**Records for this exercise:**
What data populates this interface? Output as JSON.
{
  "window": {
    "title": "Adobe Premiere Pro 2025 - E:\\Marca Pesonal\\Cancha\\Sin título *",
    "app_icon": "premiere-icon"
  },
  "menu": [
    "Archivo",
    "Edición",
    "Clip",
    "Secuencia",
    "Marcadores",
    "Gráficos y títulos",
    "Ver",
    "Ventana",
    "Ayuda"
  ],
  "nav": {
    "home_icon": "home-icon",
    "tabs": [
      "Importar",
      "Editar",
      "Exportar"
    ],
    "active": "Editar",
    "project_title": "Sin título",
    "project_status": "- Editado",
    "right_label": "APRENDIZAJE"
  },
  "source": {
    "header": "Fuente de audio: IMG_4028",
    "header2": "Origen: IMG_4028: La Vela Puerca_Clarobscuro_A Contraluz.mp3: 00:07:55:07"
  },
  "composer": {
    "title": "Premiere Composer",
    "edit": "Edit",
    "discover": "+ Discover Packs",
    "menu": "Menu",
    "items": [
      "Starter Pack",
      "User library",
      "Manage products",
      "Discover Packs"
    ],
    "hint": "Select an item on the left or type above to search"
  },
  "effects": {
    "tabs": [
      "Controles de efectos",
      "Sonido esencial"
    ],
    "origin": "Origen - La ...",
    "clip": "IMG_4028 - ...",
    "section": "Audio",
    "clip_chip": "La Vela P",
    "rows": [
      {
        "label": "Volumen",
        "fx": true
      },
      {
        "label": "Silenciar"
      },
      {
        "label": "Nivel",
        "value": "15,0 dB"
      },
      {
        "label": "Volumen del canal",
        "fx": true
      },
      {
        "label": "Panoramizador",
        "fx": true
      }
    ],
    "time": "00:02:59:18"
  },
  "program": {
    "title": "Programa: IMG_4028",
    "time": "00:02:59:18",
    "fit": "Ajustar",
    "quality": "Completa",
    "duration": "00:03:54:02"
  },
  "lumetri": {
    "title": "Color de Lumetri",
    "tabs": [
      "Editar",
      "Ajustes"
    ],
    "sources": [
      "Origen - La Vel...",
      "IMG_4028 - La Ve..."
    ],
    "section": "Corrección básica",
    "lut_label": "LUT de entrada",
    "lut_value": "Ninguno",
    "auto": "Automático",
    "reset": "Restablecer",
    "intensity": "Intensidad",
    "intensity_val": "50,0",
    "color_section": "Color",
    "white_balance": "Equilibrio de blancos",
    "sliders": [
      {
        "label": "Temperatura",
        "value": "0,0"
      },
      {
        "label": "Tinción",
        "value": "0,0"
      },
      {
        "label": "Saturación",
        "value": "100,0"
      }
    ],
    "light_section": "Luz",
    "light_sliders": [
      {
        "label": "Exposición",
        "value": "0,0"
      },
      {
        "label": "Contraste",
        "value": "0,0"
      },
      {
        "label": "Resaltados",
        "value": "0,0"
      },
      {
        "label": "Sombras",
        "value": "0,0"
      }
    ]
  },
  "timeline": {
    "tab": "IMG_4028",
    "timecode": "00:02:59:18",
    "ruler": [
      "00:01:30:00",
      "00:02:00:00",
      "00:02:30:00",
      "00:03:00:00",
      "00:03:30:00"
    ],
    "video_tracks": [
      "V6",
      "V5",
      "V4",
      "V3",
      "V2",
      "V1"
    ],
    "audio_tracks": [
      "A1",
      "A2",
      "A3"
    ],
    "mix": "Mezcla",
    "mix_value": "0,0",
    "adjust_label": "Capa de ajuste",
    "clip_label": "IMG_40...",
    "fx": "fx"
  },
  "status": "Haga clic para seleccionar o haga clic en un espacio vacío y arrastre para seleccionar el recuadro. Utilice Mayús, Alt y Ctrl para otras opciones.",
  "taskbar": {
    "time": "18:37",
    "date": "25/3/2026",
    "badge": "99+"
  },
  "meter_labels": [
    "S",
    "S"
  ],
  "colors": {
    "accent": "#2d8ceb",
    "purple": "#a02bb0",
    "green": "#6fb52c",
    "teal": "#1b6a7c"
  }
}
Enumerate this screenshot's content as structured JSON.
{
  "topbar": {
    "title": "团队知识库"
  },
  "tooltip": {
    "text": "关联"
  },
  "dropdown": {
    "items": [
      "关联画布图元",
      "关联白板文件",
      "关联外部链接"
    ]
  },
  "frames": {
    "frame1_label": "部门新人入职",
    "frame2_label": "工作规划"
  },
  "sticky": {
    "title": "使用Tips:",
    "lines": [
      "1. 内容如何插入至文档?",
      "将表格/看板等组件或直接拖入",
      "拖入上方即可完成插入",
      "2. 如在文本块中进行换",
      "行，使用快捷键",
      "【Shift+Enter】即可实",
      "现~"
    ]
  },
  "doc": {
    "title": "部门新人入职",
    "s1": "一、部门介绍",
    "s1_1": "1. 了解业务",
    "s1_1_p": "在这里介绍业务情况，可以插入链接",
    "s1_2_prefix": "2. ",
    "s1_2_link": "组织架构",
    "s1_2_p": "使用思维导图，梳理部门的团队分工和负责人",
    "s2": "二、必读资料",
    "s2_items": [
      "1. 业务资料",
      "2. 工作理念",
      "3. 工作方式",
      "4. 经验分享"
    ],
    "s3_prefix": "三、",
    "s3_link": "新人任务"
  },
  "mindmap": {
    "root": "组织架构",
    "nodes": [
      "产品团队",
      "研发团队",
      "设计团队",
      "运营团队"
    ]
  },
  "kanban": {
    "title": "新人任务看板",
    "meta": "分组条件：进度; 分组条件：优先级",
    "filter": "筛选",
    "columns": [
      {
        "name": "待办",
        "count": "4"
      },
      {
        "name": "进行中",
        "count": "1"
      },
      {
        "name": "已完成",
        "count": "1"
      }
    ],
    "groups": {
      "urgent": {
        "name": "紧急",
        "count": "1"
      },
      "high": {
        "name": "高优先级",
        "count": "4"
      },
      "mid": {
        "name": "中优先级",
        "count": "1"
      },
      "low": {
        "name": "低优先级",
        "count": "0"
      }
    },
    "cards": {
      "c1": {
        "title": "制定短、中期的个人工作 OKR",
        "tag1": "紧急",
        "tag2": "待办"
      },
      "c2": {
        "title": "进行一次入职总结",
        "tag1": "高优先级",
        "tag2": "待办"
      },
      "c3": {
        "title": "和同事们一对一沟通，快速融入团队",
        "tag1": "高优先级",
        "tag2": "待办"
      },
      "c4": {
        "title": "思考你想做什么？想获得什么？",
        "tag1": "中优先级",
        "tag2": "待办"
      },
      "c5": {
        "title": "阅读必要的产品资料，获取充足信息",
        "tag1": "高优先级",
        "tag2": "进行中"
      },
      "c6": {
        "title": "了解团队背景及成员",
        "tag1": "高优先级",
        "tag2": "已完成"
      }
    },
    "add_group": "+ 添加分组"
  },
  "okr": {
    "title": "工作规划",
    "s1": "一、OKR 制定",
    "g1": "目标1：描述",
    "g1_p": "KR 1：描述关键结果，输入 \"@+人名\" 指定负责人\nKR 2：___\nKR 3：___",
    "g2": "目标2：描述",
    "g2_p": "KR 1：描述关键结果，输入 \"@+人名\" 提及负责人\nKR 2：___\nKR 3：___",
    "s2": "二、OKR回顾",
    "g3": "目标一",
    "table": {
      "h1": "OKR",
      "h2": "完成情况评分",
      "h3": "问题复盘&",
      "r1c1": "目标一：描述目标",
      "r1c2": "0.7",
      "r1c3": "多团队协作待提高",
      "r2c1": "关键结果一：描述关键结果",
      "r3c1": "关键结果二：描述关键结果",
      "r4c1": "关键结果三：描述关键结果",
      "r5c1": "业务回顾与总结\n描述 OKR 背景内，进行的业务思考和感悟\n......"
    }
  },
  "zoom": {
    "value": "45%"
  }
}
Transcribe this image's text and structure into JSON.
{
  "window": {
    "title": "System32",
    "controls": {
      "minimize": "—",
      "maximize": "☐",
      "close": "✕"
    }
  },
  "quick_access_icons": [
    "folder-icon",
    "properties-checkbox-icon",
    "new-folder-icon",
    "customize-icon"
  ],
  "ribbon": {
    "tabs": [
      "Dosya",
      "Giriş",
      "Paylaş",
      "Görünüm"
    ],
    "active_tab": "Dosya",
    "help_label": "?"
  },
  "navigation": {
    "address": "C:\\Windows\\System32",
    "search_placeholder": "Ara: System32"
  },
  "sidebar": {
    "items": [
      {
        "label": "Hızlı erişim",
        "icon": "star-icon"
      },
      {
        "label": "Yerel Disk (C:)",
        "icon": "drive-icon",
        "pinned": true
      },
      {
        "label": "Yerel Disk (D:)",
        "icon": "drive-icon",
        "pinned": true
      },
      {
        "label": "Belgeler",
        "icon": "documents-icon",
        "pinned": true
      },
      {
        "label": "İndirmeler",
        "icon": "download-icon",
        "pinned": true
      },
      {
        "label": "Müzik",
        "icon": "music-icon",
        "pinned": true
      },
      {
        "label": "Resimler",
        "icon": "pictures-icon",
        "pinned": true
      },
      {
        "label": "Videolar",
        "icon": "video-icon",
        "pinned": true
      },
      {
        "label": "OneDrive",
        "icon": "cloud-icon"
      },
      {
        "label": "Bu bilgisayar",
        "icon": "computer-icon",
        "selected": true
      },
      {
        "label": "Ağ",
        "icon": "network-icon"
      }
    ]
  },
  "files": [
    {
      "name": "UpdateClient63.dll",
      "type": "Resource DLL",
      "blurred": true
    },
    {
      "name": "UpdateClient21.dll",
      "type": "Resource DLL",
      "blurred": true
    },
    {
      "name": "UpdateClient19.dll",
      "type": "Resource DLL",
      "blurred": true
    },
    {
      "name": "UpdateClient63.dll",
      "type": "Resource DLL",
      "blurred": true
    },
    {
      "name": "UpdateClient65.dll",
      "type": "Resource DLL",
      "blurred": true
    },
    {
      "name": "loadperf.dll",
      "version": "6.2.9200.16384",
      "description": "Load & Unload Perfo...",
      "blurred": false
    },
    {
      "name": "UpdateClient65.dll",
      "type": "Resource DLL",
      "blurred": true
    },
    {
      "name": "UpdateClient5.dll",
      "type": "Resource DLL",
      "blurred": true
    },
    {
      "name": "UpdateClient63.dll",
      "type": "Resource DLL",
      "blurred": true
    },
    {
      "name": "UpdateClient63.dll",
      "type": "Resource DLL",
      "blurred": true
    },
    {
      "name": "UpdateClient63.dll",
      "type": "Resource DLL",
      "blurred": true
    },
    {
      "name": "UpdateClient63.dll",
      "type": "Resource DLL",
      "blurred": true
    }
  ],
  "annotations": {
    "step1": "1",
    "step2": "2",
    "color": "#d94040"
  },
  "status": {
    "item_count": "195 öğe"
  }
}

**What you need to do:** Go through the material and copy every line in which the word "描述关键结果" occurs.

**Result of this exercise:**
    "g1_p": "KR 1：描述关键结果，输入 \"@+人名\" 指定负责人\nKR 2：___\nKR 3：___",
    "g2_p": "KR 1：描述关键结果，输入 \"@+人名\" 提及负责人\nKR 2：___\nKR 3：___",
      "r2c1": "关键结果一：描述关键结果",
      "r3c1": "关键结果二：描述关键结果",
      "r4c1": "关键结果三：描述关键结果",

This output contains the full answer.